In Mr. Paquette’s view, readers are wary of digital art; their minds may look for tricks or shortcuts. “When something is too perfect, too crisp, you lose the human sensibility,” he said. To draw an army of Stormtroopers, he could draw one and digitally create a battalion, but he does not. “If I spend all my time drawing all the Stormtroopers, they are humanized and your relationship to the art is different.”
Personally, I don’t mind digital artwork, but I understand there are those who don’t find it appealing. So long as the most computerized-looking art doesn’t take up the bulk of what’s produced, and isn’t forced upon the mainstream in the mandatory way Marvel earned notoriety for in the early 2000s, I think it’s possible to ensure entertaining storytelling with it.
This article also, most unfortunately, just had to make use of statements by Chris Eliopoulos, a letterer who’s been working with a certain writer chosen by celebrity status to pen a most disgusting 2004 comic book:
At his peak, Mr. Eliopoulos was hand-lettering 30 comics, each averaging 22 pages, per month. But working digitally is faster and more lucrative, he said. A penciler could make $100 per page, but typically finish only one per day. A letterer could earn less per page, but produce several and make more than an artist.
For the popular “I Am …” series of graphic novel biographies of historical figures, which he illustrates and which are written by Brad Meltzer, and for his own projects, like a forthcoming children’s book, “The Yawns Are Coming,” Mr. Eliopoulos uses a hybrid of freehand digital lettering, eschewing his library of fonts. “It takes more time, but I think anyone you talk to will say, if we could, we’d stick to hand lettering because it’s organic and it’s art.”
Whenever I see the name of the “novelist” who penned a certain repellent DC miniseries that wouldn’t go over well in the post-Harvey Weinstein era, it really fills me with distaste. It’s bad enough Paquette’s worked with Grant Morrison, since he’s put out some items in poor taste too, but that Eliopoulos is working with a writer who made light of sexual assault in said miniseries is honestly disturbing. It’s certainly irritating the paper just had to mention him. I’m sure there’s dozens of other letterers who could’ve contributed to the article far better than than Eliopoulos does, yet for some reason, they chose him, and naturally, no queries ever raised about Meltzer’s abomination. IMO, it takes away from the more positive impact this article could’ve had.

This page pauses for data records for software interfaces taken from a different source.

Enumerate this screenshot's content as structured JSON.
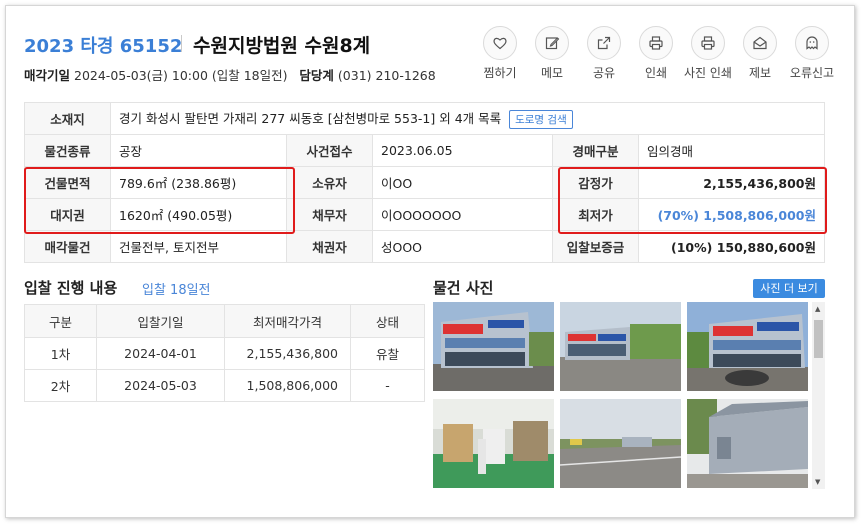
{
  "header": {
    "case_no": "2023 타경 65152",
    "court": "수원지방법원 수원8계",
    "sale_date_label": "매각기일",
    "sale_date_value": "2024-05-03(금) 10:00 (입찰 18일전)",
    "manager_label": "담당계",
    "manager_value": "(031) 210-1268"
  },
  "actions": [
    {
      "label": "찜하기",
      "icon": "heart-icon"
    },
    {
      "label": "메모",
      "icon": "memo-icon"
    },
    {
      "label": "공유",
      "icon": "share-icon"
    },
    {
      "label": "인쇄",
      "icon": "print-icon"
    },
    {
      "label": "사진 인쇄",
      "icon": "photo-print-icon"
    },
    {
      "label": "제보",
      "icon": "report-icon"
    },
    {
      "label": "오류신고",
      "icon": "error-report-icon"
    }
  ],
  "info": {
    "location_label": "소재지",
    "location_value": "경기 화성시 팔탄면 가재리 277 씨동호 [삼천병마로 553-1] 외 4개 목록",
    "road_btn": "도로명 검색",
    "type_label": "물건종류",
    "type_value": "공장",
    "case_receipt_label": "사건접수",
    "case_receipt_value": "2023.06.05",
    "auction_type_label": "경매구분",
    "auction_type_value": "임의경매",
    "building_area_label": "건물면적",
    "building_area_value": "789.6㎡ (238.86평)",
    "owner_label": "소유자",
    "owner_value": "이OO",
    "appraisal_label": "감정가",
    "appraisal_value": "2,155,436,800원",
    "land_label": "대지권",
    "land_value": "1620㎡ (490.05평)",
    "debtor_label": "채무자",
    "debtor_value": "이OOOOOOO",
    "min_price_label": "최저가",
    "min_price_value": "(70%) 1,508,806,000원",
    "sale_item_label": "매각물건",
    "sale_item_value": "건물전부, 토지전부",
    "creditor_label": "채권자",
    "creditor_value": "성OOO",
    "deposit_label": "입찰보증금",
    "deposit_value": "(10%) 150,880,600원"
  },
  "bid_section": {
    "title": "입찰 진행 내용",
    "subtitle": "입찰 18일전",
    "headers": [
      "구분",
      "입찰기일",
      "최저매각가격",
      "상태"
    ],
    "rows": [
      [
        "1차",
        "2024-04-01",
        "2,155,436,800",
        "유찰"
      ],
      [
        "2차",
        "2024-05-03",
        "1,508,806,000",
        "-"
      ]
    ]
  },
  "photo_section": {
    "title": "물건 사진",
    "more_btn": "사진 더 보기"
  },
  "colors": {
    "accent": "#3b7fd6",
    "highlight": "#e01b1b"
  }
}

I think digital tech can have its good advantages for comicdom, so long as the art isn’t overly digitized. But papers like the NYT decidedly aren’t the best place to bring up the topic. Certainly not if they’re going to make sugarcoated, superficial references to writers who don’t deserve the mention.
Originally published here.